As has already been noted, the gene responsible in this case is known as W, non-white is w.
- WW (homozygous) will produce a white cat
- Ww (heterozygous) will produce a white cat
- ww will produce a non-white cat
The eyes of a white cat may be blue, non-blue (usually copper or gold) or odd (one of each). Blue eyed cats are more often deaf than white cats with other coloured eyes. This occurs during fetal development, after conception, the embryo splits into three primitive germ layers:
- Endoderm – The innermost layer of cells which form the respiratory tract (except nose), digestive tract, bladder, and urethra.
- Mesoderm – The middle layer of cells which form the connective tissue, bone, cartilage, muscle, blood, blood vessels, kidneys, peritoneum, gonads.
- Ectoderm – The outermost layer of cells which form the claws, hair, pigment cells, nervous system, eyes, and ears.
As you can see, the ectoderm forms the pigment cells and the eyes and ears. It seems in blue-eyed, white cats; there is a developmental fault in the ectoderm which results in deafness.
If a cat with odd eyes is deaf, it is always on the same side as the blue eye.
Deafness is more likely to occur in white cats with blue eyes; however, that is not guaranteed. A survey of 185 white cats reported the following results:
- 25% of white cats with yellow eyes have normal hearing.
- 31% of white cats and blue eyes had normal hearing
- 7% of white cats with yellow eyes were deaf
- 37% of white cats with blue eyes were deaf 
Are white cats albinos?
The gene responsible for albinism is different from the W gene.

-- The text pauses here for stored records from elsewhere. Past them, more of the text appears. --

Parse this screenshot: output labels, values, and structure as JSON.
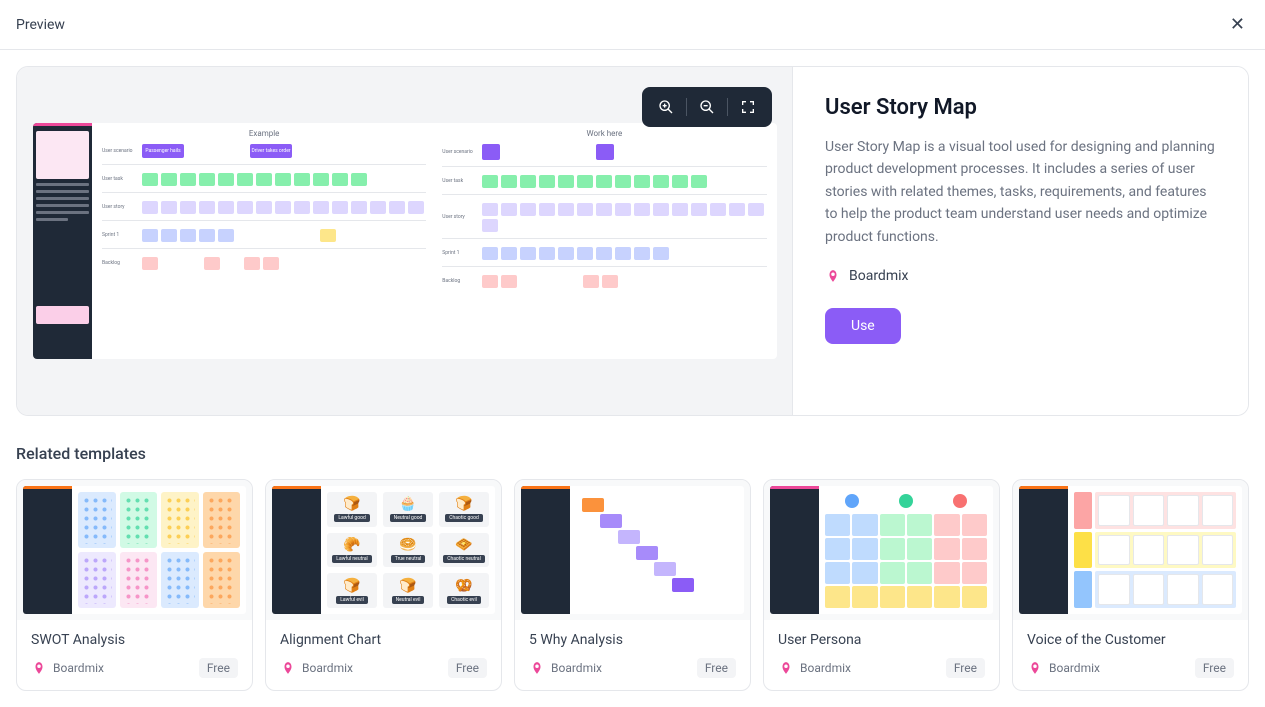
{
  "topbar": {
    "title": "Preview"
  },
  "template": {
    "title": "User Story Map",
    "description": "User Story Map is a visual tool used for designing and planning product development processes. It includes a series of user stories with related themes, tasks, requirements, and features to help the product team understand user needs and optimize product functions.",
    "author": "Boardmix",
    "use_label": "Use"
  },
  "preview": {
    "col1_title": "Example",
    "col2_title": "Work here",
    "rows": {
      "scenario": "User scenario",
      "task": "User task",
      "story": "User story",
      "sprint": "Sprint 1",
      "backlog": "Backlog"
    },
    "scenario_labels": {
      "a": "Passenger hails",
      "b": "Driver takes order"
    }
  },
  "related": {
    "heading": "Related templates",
    "cards": [
      {
        "name": "SWOT Analysis",
        "author": "Boardmix",
        "badge": "Free"
      },
      {
        "name": "Alignment Chart",
        "author": "Boardmix",
        "badge": "Free"
      },
      {
        "name": "5 Why Analysis",
        "author": "Boardmix",
        "badge": "Free"
      },
      {
        "name": "User Persona",
        "author": "Boardmix",
        "badge": "Free"
      },
      {
        "name": "Voice of the Customer",
        "author": "Boardmix",
        "badge": "Free"
      }
    ]
  }
}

Albino cats are generally not deaf. There are five known albinism alleles in cats; full colour (C), Burmese (Cb), Siamese (Cs), blue-eyed (part) albino (c/a) and pink-eyed albino (c/c). Whenever you see a letter in capital form, it is a dominant gene; lower case is recessive.
Albinism occurs when the coat contains a reduced number of pigment cells (melanocytes), whereas non-albino white cats have the “normal” number of melanocytes, but they have been masked by the W gene. The part albino (c/a) will have pale blue eyes, the full albino (c/c) will have pink eyes.
White breeds of cat
- American Curl
- American Shorthair
- American Wirehair
- British Shorthair
- Cornish Rex
- Devon Rex
- Domestic (shorthair and longhair)
- Foreign White
- Maine Coon
- Norwegian Forest Cat
- Russian White
- Scottish Fold
- Turkish Angora
Testing for deafness
If you suspect your cat might be deaf in one or both ears, your veterinarian can organise a BAER test. This stands for brainstem auditory evoked response and detects electrical activity in the cochlea and hearing pathways.
Caring for a white cat
White cats are at greater risk of sunburn and developing skin cancer. Not only that, but their deafness puts them at even greater risk of predators and cars. They should only be allowed outside in an enclosure or on a leash.
Names for white cats
Alaska, Alice, Alpine, Blossom, Casper, Ghost, Glacier, Ice, Ivory, Lily, Lotus, Luna, Marshmallow, Misty, Snow, Snowball, Snowdrop.
1) Robinson’s Genetics for Cat Breeders and Veterinarians – Carolyn M. Vella, Lorraine M. Shelton, John J. McGonagle, Terry W. Stanglen